But what I would like to see is something a little more interactive, more creative. I want the audience to co-create the experience with you, which is what LARPs do. Sometimes they are very cumbersome. I once had to read a 60-page dossier about my character before playing a LARP. I had to remember who I needed to talk to, my characters family and friends, which is way too much overhead to ask of a participant. How I am supposed to remember all of that? On the other hand, I have been in LARPs where I was given a one sentence prompt and had a fantastic experience.
What is your final project?
The third one comes out of my work with Indiecade. I am currently writing a book surrounding our 10 year anniversary. We launched the festival in 2008, and as I started working on the book, I realized that there is a complex indie game ecosystem, but really don’t know much about how it works. You have festivals, and game jams, and self-publishing platforms, and iOS and Kickstarter and University programs like ours. So as I am writing this book to figure draw a bigger picture, to figure out all the different aspects of this complex ecosystem. I want to try and map out what this looks like.
How long is your residency at Blast Theory?

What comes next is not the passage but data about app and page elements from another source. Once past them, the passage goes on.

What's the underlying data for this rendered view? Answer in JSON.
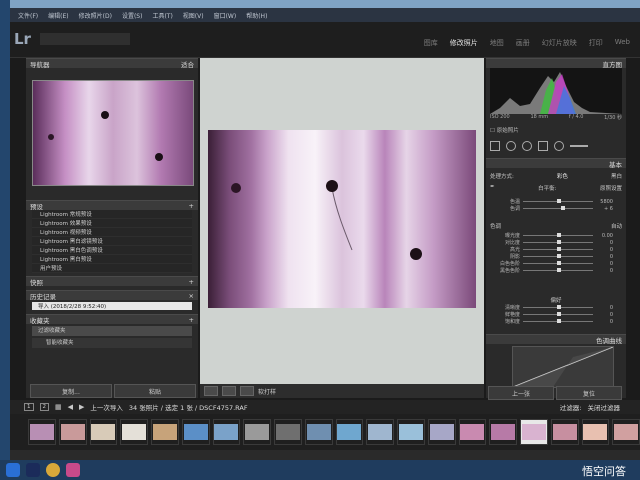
{
  "app": {
    "logo": "Lr"
  },
  "menubar": [
    "文件(F)",
    "编辑(E)",
    "修改照片(D)",
    "设置(S)",
    "工具(T)",
    "视图(V)",
    "窗口(W)",
    "帮助(H)"
  ],
  "modules": [
    "图库",
    "修改照片",
    "地图",
    "画册",
    "幻灯片放映",
    "打印",
    "Web"
  ],
  "left": {
    "navigator": "导航器",
    "nav_fit": "适合",
    "presets_header": "预设",
    "presets": [
      "Lightroom 常规预设",
      "Lightroom 效果预设",
      "Lightroom 视频预设",
      "Lightroom 黑白滤镜预设",
      "Lightroom 黑白色调预设",
      "Lightroom 黑白预设",
      "用户预设"
    ],
    "snapshots": "快照",
    "history": "历史记录",
    "history_item": "导入 (2018/2/28 9:52:40)",
    "collections": "收藏夹",
    "coll_items": [
      "过滤收藏夹",
      "智能收藏夹"
    ],
    "copy_btn": "复制...",
    "paste_btn": "粘贴"
  },
  "center": {
    "softproof": "软打样"
  },
  "right": {
    "histogram_label": "直方图",
    "info": [
      "ISO 200",
      "18 mm",
      "f / 4.0",
      "1/30 秒"
    ],
    "original_photo": "原始照片",
    "basic": "基本",
    "treatment": "处理方式:",
    "color": "彩色",
    "bw": "黑白",
    "wb": "白平衡:",
    "wb_value": "原照设置",
    "tone": "色调",
    "auto": "自动",
    "presence": "偏好",
    "tone_curve": "色调曲线",
    "prev_btn": "上一张",
    "reset_btn": "复位",
    "sliders": [
      {
        "label": "色温",
        "value": "5800"
      },
      {
        "label": "色调",
        "value": "+ 6"
      },
      {
        "label": "曝光度",
        "value": "0.00"
      },
      {
        "label": "对比度",
        "value": "0"
      },
      {
        "label": "高光",
        "value": "0"
      },
      {
        "label": "阴影",
        "value": "0"
      },
      {
        "label": "白色色阶",
        "value": "0"
      },
      {
        "label": "黑色色阶",
        "value": "0"
      },
      {
        "label": "清晰度",
        "value": "0"
      },
      {
        "label": "鲜艳度",
        "value": "0"
      },
      {
        "label": "饱和度",
        "value": "0"
      }
    ]
  },
  "filmstrip": {
    "pages": [
      "1",
      "2"
    ],
    "source": "上一次导入",
    "info": "34 张照片 / 选定 1 张 / DSCF4757.RAF",
    "filter_label": "过滤器:",
    "filter_value": "关闭过滤器"
  },
  "watermark": "悟空问答"
}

The residency is around two months long, and they have an apartment in the studio so I’ll be living there. It’s in Brighton Beach which is like the Coney Island of England. It is an hour and half train ride to London and I want to take field trips to see some European LARPs. I’ll also be attending a conference in Sheffield which is intersecting with a Dialogue of Civilizations lead by CAMD faculty member David Tames, where I’ll be doing a workshop with his students.
How are you preparing these three projects to bring them to Blast Theory?
We made a proof of concept prototype for the R. Mutt. For the Analog Holodeck, because it’s early in the project, we can see to what extent Blast Theory wants to be involved, and I also plan to see related work in the UK, which is where Sleep No More originated before its American debut in Boston. I also plan to interview them and have a look at their archives.
One of my main interests in going there is to study Blast Theory’s process of how they make work, how they prototype and test out ideas. In the game world we do a lot of playtesting, so I want to know how they work, their goals, how they ideate, how they iterate. I want to understand how they build their relationship with participants, how they craft audience engagement, etc. It’s a hard thing to do and they have the interaction aesthetic. People who make this kind of work have a particular style of interaction and I’d like to learn how they draw that out of people, so that will be a major part of what I hope to get out of spending the summer with them.
See more of Celia’s work here!